German astronomer Gustav Witt discovered the asteroid Eros (image at top of post) on Aug. 13, 1898. Eros was both the first asteroid found to orbit entirely outside of the Main Belt of asteroids between Mars and Jupiter and the first known planet-crosser; its path crosses the orbit of Mars. Eros orbits the Sun in a little more than 643 days. Eros and Earth pass nearest each other – about 14 million miles apart – every 81 years.
In March 1966, Eugene Smith, an engineer with Northrop Space Laboratories in Hawthorne, California, presented a paper outlining a piloted Eros flyby mission at the Third Space Congress in Cocoa, Florida.
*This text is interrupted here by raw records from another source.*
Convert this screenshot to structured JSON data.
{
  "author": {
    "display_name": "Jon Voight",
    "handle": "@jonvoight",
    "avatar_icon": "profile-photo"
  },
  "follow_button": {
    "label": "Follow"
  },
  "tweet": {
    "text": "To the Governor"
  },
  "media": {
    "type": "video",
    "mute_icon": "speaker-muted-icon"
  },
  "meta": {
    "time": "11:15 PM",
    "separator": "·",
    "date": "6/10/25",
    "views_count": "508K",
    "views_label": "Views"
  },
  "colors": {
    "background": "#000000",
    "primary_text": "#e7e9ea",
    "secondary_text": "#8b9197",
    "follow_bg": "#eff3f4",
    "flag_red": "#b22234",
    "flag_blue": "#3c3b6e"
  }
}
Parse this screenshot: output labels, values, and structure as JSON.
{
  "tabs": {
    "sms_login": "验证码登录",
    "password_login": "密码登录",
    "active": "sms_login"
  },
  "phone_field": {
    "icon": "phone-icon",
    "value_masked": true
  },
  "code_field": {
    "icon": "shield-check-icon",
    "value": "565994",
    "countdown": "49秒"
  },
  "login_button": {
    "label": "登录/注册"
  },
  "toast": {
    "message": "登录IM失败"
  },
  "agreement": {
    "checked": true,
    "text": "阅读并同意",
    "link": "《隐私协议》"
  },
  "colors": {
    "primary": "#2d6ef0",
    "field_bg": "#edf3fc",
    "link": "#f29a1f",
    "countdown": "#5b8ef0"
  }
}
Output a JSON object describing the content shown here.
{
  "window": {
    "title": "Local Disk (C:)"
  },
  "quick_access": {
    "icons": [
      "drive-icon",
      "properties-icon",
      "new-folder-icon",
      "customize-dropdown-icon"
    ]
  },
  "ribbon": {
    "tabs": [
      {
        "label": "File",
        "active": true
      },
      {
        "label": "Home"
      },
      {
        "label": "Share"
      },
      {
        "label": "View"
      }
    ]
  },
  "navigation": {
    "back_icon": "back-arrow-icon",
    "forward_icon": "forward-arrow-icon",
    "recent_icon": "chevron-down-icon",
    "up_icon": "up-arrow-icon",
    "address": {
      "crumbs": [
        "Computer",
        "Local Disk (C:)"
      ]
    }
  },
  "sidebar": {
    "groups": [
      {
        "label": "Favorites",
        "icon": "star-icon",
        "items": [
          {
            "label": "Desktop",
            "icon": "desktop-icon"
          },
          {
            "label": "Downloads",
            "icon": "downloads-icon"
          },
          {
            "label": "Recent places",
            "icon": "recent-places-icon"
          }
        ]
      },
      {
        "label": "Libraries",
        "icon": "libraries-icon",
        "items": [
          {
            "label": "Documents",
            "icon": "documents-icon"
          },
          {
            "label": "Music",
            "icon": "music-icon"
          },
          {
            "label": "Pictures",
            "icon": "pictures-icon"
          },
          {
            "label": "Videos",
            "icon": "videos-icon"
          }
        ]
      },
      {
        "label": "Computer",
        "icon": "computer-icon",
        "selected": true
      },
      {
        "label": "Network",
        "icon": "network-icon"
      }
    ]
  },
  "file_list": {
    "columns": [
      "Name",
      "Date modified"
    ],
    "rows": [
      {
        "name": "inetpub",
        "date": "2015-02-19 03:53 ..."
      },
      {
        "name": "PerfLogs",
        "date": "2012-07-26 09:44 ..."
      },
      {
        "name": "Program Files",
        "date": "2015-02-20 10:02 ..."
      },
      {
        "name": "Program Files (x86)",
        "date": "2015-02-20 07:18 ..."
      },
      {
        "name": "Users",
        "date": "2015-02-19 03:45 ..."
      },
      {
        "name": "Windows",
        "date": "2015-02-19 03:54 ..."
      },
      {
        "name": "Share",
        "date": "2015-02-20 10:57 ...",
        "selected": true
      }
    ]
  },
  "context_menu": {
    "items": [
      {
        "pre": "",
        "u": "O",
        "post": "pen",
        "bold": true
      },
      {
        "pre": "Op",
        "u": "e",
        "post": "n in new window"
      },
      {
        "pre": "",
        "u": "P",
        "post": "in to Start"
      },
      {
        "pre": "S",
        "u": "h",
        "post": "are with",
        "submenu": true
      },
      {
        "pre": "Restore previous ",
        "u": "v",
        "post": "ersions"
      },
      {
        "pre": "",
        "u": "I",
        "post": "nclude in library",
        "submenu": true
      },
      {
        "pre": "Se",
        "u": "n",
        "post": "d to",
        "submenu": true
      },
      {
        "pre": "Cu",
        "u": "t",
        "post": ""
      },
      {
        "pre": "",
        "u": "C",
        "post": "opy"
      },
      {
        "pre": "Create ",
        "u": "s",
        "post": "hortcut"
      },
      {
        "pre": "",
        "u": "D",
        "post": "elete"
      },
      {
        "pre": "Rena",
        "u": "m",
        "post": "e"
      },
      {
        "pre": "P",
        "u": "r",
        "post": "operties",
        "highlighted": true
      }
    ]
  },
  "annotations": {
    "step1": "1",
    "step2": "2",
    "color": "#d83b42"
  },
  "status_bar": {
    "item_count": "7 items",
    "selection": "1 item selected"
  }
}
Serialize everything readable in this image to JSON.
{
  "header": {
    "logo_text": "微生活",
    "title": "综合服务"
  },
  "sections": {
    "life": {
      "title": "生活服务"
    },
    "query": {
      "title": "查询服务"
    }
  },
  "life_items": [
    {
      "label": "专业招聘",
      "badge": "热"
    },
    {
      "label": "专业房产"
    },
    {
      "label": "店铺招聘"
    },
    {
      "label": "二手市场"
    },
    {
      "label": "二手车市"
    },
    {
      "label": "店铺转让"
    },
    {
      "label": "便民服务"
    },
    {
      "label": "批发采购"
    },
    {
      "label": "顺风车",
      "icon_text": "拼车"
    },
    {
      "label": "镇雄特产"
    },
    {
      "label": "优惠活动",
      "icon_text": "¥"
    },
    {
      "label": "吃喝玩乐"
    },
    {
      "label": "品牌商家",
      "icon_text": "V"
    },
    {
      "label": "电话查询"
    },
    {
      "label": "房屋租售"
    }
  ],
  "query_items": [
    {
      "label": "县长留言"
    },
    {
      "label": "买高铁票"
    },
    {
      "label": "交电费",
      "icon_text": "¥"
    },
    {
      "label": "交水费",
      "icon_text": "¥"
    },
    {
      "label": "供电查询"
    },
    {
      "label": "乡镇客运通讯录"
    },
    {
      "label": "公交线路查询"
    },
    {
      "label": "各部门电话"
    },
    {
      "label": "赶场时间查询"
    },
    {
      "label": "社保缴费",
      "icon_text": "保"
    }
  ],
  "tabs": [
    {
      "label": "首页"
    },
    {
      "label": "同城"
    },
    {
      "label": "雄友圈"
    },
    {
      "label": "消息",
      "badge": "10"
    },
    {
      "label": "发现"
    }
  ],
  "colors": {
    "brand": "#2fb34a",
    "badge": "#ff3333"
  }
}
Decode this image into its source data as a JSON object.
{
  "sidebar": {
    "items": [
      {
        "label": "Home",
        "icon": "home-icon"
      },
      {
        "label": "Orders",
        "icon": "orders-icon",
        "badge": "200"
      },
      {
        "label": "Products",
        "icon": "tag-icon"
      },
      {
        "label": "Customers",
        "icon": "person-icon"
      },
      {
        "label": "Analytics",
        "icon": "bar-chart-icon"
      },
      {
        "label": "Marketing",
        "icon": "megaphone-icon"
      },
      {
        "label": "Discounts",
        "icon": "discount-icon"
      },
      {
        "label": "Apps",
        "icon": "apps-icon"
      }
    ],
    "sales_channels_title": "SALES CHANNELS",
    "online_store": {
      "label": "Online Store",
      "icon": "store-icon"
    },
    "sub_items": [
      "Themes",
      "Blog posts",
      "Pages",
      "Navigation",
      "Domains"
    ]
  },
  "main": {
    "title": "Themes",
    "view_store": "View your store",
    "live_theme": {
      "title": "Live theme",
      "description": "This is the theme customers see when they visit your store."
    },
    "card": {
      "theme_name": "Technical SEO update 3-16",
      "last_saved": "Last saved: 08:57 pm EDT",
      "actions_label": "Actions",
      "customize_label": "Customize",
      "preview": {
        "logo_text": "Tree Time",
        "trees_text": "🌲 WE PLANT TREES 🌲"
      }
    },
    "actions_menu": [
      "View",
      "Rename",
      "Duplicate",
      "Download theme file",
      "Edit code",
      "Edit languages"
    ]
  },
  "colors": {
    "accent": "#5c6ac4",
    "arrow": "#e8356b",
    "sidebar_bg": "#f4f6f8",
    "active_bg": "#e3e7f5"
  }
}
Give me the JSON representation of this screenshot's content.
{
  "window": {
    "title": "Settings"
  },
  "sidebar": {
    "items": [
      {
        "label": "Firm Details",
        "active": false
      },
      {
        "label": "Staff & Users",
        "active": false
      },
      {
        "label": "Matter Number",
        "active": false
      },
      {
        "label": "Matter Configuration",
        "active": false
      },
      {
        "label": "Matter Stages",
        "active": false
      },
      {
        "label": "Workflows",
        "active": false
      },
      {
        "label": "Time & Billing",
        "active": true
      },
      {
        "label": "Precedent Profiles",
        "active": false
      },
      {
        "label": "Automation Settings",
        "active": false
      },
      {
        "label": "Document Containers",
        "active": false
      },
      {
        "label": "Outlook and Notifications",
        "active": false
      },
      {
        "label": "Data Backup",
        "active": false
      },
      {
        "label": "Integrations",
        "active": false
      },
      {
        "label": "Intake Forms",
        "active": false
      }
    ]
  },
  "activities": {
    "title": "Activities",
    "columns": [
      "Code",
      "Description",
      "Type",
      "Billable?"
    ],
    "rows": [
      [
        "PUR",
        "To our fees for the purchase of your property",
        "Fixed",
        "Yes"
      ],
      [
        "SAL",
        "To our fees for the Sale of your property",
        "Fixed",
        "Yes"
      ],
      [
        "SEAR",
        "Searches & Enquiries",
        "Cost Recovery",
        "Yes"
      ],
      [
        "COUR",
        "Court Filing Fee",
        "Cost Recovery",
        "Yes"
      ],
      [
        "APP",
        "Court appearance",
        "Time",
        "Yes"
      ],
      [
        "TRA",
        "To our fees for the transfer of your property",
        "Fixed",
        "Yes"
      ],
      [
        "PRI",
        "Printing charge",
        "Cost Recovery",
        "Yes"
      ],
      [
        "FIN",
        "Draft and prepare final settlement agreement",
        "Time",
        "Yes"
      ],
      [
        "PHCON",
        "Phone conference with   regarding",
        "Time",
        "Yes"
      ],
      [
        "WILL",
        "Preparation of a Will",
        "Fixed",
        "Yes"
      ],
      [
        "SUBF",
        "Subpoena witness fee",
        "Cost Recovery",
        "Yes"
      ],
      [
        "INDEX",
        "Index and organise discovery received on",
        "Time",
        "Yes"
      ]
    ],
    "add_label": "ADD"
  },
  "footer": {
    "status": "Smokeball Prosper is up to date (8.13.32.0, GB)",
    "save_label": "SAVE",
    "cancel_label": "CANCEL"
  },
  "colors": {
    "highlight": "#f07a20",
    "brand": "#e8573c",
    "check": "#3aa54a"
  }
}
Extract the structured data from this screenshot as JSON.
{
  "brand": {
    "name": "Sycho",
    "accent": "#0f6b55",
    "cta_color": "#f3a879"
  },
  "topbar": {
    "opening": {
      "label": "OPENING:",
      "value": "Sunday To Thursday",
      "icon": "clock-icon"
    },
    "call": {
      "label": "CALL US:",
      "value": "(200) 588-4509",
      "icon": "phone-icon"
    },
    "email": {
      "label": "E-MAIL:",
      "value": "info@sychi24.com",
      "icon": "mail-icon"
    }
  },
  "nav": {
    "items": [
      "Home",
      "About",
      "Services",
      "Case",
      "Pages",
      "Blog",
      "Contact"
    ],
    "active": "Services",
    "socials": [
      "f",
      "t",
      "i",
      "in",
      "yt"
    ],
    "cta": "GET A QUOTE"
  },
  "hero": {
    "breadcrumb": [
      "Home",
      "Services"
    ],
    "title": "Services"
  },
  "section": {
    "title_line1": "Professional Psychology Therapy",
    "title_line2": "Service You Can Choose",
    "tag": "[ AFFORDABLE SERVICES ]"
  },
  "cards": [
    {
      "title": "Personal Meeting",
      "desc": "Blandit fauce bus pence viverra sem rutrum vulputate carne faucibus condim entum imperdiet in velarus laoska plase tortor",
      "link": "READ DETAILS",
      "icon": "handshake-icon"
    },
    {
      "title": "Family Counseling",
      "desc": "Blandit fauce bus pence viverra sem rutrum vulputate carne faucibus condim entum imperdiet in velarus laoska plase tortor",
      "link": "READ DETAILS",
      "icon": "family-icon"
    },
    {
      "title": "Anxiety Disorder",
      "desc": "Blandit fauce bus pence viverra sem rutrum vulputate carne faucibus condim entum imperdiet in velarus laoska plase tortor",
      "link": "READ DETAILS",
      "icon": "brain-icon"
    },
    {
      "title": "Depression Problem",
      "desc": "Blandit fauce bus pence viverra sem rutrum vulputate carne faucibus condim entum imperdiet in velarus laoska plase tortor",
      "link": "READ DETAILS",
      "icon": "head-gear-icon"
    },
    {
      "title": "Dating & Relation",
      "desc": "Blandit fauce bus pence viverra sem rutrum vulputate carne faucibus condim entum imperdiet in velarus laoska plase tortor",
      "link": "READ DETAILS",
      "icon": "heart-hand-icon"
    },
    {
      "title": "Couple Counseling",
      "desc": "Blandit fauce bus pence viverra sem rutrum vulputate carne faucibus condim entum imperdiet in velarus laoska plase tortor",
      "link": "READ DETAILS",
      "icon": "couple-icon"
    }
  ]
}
In it, he wrote that Eros exploration might help scientists to understand Main Belt asteroids and small planetary moons (for example, the martian satellites Deimos and Phobos). He noted that Eros – which he described as “brick-shaped” – would pass within 14 million miles of Earth on Jan. 23, 1975, its closest approach of the 20th century.
At the time Smith presented his paper, NASA and its contractors devoted considerable effort to studies of piloted free-return Mars and Venus flyby missions based on Apollo and Apollo Applications Program technology. The first of these was expected to depart Earth for Mars in late 1975. Among other expected benefits, a Mars flyby would provide interplanetary flight experience ahead of 1980s piloted Mars landings. Smith noted, however, that a Mars flyby mission would likely be so heavy that placing all of its components and propellants into space would need either a Saturn V rocket with a nuclear-thermal upper stage or multiple all-chemical Saturn Vs followed by assembly through multiple dockings in Earth orbit. He called instead for a 1975 piloted Eros flyby that would provide experience applicable to Mars landings, yet could depart Earth on a single uprated Saturn V rocket.